STORED DATA Block Start

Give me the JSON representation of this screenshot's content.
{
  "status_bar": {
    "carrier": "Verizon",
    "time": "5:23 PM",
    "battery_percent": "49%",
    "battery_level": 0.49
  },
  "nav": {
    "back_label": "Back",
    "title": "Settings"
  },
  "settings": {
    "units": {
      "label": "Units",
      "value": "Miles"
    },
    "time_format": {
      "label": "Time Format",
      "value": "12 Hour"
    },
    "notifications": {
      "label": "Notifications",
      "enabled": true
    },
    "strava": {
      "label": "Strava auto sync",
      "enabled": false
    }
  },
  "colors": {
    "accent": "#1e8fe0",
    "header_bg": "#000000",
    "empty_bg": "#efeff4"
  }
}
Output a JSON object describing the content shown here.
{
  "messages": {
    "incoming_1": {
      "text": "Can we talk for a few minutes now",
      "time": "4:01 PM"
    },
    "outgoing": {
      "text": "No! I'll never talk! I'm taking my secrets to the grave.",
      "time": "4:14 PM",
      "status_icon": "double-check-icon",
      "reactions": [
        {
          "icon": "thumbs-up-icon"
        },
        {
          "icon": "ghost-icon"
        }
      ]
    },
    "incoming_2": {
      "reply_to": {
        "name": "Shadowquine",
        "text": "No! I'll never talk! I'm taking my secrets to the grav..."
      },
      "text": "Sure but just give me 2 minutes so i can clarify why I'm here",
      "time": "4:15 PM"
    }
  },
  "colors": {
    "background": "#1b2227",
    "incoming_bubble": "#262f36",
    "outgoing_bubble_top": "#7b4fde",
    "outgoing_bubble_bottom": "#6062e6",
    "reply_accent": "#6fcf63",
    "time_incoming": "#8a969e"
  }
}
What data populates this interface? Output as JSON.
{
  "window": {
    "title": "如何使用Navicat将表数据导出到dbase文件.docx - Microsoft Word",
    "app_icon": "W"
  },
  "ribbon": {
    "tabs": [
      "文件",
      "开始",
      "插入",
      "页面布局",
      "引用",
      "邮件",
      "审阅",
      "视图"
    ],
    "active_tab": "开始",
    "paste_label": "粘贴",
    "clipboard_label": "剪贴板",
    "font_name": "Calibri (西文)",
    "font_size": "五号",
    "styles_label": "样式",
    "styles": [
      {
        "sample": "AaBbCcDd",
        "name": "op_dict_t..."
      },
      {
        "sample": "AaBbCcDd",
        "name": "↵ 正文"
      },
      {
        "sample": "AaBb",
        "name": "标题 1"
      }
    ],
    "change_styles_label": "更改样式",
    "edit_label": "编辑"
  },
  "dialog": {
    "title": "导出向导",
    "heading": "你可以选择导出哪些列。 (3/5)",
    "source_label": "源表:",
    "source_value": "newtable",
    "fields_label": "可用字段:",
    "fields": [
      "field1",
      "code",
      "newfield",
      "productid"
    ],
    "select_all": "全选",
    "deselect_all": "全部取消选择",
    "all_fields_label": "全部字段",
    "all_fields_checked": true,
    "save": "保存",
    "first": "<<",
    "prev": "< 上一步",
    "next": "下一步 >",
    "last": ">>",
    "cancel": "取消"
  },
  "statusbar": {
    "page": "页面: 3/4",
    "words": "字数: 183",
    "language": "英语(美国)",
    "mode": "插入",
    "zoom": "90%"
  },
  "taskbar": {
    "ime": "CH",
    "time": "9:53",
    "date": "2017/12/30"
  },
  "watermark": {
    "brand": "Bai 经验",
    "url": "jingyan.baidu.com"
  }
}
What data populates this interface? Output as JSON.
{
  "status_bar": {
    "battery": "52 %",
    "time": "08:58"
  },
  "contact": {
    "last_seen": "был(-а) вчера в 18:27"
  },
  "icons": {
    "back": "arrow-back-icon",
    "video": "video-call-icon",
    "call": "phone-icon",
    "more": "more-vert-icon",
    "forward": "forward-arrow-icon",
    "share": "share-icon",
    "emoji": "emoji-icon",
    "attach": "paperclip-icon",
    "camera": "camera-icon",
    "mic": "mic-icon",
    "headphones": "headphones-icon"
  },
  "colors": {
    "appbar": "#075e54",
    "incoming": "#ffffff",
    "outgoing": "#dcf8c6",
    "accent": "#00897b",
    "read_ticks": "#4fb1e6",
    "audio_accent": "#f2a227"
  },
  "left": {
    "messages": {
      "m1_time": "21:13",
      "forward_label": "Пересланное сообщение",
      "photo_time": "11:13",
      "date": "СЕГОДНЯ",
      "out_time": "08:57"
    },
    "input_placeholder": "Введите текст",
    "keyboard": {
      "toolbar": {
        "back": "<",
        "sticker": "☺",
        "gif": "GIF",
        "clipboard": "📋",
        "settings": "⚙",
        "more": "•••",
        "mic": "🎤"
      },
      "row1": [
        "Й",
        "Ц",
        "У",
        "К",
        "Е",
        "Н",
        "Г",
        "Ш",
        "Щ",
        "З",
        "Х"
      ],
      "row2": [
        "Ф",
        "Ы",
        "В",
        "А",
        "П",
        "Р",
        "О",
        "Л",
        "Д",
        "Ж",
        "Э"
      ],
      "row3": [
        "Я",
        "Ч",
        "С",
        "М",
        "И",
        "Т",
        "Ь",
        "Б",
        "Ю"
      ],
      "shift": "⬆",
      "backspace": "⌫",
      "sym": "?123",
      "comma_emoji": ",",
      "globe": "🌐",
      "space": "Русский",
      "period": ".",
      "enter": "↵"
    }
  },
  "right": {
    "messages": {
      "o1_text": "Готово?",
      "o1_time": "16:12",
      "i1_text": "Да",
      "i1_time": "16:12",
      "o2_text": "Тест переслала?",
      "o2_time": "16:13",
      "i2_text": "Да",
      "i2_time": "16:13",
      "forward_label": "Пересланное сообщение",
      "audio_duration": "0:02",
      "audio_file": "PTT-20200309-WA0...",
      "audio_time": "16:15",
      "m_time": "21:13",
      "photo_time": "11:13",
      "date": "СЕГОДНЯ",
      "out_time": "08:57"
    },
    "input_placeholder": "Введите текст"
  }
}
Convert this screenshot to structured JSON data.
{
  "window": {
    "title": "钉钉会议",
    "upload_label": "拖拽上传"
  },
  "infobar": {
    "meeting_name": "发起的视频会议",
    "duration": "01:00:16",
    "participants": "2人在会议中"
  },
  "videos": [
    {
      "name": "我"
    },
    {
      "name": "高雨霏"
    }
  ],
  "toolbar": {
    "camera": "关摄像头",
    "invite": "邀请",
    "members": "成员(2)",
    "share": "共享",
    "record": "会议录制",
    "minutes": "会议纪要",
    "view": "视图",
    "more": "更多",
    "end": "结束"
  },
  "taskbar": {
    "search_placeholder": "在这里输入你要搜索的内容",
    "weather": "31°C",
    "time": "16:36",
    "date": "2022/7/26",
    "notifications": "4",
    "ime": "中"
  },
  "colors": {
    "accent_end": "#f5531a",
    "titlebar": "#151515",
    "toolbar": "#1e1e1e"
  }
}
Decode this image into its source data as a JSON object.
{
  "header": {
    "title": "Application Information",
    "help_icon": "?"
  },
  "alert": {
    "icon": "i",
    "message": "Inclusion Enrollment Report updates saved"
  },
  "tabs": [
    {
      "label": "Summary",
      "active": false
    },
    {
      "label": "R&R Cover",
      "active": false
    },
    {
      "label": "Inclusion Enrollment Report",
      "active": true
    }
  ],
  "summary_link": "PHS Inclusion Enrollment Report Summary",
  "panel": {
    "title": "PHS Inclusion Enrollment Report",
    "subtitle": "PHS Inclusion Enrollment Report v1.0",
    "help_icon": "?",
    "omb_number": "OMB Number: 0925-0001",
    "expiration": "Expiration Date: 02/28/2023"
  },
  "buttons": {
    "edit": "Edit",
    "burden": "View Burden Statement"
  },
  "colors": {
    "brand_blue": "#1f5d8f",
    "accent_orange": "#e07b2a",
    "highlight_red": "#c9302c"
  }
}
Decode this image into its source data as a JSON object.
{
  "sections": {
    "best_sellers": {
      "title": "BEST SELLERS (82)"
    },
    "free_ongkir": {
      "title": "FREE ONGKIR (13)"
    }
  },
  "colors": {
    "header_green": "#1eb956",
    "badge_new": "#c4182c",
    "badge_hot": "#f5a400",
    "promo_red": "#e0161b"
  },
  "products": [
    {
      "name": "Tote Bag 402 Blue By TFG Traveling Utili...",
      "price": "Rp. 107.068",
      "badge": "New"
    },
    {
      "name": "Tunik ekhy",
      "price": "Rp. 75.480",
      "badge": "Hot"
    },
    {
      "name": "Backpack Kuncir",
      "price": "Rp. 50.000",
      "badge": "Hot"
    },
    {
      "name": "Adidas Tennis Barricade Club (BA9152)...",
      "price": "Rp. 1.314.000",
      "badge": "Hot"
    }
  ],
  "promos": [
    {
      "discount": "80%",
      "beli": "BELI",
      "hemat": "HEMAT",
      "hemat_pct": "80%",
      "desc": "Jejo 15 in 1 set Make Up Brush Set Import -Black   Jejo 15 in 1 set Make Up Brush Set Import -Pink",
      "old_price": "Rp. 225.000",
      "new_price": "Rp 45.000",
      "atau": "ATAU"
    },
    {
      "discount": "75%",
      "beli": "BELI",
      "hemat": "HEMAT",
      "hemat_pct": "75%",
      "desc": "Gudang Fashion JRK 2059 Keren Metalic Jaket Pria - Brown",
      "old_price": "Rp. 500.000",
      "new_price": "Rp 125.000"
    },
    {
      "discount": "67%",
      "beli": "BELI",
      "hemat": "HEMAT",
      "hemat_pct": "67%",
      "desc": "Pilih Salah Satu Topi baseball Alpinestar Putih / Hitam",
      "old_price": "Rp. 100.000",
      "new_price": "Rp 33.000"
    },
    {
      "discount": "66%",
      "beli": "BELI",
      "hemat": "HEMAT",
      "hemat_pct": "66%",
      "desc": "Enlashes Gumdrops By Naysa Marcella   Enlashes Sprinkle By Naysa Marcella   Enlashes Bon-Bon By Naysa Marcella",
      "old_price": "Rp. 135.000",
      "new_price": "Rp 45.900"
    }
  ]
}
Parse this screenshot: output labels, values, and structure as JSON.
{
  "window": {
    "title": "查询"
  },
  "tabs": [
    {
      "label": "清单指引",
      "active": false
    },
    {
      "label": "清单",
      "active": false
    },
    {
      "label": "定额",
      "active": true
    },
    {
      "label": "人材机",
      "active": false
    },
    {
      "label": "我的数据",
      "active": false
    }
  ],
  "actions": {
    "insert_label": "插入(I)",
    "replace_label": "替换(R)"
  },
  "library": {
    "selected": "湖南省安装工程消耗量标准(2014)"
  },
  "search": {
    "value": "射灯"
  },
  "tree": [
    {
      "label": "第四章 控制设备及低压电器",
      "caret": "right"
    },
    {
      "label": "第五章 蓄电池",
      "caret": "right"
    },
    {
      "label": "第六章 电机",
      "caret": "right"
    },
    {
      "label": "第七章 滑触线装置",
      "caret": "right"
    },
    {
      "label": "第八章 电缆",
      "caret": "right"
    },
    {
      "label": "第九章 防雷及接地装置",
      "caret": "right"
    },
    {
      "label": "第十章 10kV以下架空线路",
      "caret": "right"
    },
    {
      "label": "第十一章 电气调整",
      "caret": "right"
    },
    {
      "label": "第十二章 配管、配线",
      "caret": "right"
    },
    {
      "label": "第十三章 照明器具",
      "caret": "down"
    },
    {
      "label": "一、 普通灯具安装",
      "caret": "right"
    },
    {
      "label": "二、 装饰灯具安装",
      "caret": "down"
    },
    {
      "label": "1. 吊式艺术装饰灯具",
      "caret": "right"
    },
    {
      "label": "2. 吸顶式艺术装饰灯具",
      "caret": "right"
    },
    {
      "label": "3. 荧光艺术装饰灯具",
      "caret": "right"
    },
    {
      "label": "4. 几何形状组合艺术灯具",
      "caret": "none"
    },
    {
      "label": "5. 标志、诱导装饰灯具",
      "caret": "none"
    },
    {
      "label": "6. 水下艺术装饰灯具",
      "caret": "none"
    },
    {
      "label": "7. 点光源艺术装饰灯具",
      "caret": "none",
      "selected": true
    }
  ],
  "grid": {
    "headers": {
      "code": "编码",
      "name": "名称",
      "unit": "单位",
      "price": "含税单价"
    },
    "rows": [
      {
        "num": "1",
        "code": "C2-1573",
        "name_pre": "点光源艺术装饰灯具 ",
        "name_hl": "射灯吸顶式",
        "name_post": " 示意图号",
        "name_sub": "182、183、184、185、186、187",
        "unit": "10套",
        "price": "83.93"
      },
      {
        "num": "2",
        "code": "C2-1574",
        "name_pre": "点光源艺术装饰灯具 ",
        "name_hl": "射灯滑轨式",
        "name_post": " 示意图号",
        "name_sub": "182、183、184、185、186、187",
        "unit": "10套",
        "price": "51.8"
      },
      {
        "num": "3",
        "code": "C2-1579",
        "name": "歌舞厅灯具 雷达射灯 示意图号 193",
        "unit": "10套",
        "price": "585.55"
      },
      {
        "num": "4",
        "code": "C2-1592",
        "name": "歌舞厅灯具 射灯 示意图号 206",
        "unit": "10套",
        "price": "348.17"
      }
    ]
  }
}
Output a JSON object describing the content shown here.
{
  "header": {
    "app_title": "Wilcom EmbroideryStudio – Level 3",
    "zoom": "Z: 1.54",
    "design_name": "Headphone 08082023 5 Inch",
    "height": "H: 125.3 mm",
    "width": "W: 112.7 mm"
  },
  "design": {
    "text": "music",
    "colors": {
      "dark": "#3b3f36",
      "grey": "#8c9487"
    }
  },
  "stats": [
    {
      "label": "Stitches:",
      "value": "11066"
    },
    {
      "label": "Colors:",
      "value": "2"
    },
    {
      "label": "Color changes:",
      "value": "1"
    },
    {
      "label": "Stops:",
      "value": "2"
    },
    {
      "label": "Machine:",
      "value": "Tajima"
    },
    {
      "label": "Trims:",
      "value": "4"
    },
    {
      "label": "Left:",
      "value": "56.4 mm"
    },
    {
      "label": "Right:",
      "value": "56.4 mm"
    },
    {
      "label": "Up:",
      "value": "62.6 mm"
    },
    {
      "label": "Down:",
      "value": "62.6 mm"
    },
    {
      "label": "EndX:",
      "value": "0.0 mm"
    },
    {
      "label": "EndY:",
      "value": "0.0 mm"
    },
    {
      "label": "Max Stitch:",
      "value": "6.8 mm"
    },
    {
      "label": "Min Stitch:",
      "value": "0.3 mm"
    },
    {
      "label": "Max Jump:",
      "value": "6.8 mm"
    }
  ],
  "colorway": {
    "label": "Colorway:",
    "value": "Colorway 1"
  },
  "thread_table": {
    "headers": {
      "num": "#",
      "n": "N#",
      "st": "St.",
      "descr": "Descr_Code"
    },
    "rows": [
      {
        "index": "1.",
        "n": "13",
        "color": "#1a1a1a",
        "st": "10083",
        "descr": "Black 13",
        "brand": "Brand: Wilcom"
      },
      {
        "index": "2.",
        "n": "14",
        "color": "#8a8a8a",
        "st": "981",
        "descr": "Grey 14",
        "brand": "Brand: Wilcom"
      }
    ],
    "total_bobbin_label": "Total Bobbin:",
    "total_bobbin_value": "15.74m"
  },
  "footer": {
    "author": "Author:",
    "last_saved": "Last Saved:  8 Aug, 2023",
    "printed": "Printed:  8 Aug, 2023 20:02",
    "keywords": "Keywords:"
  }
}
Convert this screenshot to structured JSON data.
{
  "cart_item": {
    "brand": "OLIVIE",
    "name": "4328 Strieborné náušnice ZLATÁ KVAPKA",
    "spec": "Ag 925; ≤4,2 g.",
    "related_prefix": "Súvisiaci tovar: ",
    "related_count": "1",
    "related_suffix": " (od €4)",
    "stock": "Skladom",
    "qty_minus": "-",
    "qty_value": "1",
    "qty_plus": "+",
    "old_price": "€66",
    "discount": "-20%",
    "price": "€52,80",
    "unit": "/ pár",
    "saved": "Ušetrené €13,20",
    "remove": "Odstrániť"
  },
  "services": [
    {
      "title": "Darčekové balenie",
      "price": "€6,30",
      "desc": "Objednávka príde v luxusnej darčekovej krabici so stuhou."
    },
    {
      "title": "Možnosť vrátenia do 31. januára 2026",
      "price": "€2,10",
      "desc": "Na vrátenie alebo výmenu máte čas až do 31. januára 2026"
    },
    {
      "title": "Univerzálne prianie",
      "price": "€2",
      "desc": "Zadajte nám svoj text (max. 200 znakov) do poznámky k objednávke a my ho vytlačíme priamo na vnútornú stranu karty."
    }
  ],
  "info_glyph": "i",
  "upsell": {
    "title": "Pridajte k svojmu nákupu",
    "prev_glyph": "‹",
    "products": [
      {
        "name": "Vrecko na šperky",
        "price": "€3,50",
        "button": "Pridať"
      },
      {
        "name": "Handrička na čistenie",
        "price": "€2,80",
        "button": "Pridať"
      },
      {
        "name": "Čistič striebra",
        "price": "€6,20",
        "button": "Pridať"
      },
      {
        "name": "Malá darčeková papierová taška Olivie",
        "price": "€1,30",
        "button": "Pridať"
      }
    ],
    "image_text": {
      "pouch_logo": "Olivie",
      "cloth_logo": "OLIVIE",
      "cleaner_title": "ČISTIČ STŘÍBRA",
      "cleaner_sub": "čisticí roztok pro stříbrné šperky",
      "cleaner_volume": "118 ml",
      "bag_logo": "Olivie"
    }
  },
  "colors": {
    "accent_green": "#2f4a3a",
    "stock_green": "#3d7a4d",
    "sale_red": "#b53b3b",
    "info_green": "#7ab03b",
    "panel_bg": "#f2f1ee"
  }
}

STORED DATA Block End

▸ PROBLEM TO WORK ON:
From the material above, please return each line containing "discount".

▸ RESPONSE:
      "discount": "80%",
      "discount": "75%",
      "discount": "67%",
      "discount": "66%",
    "discount": "-20%",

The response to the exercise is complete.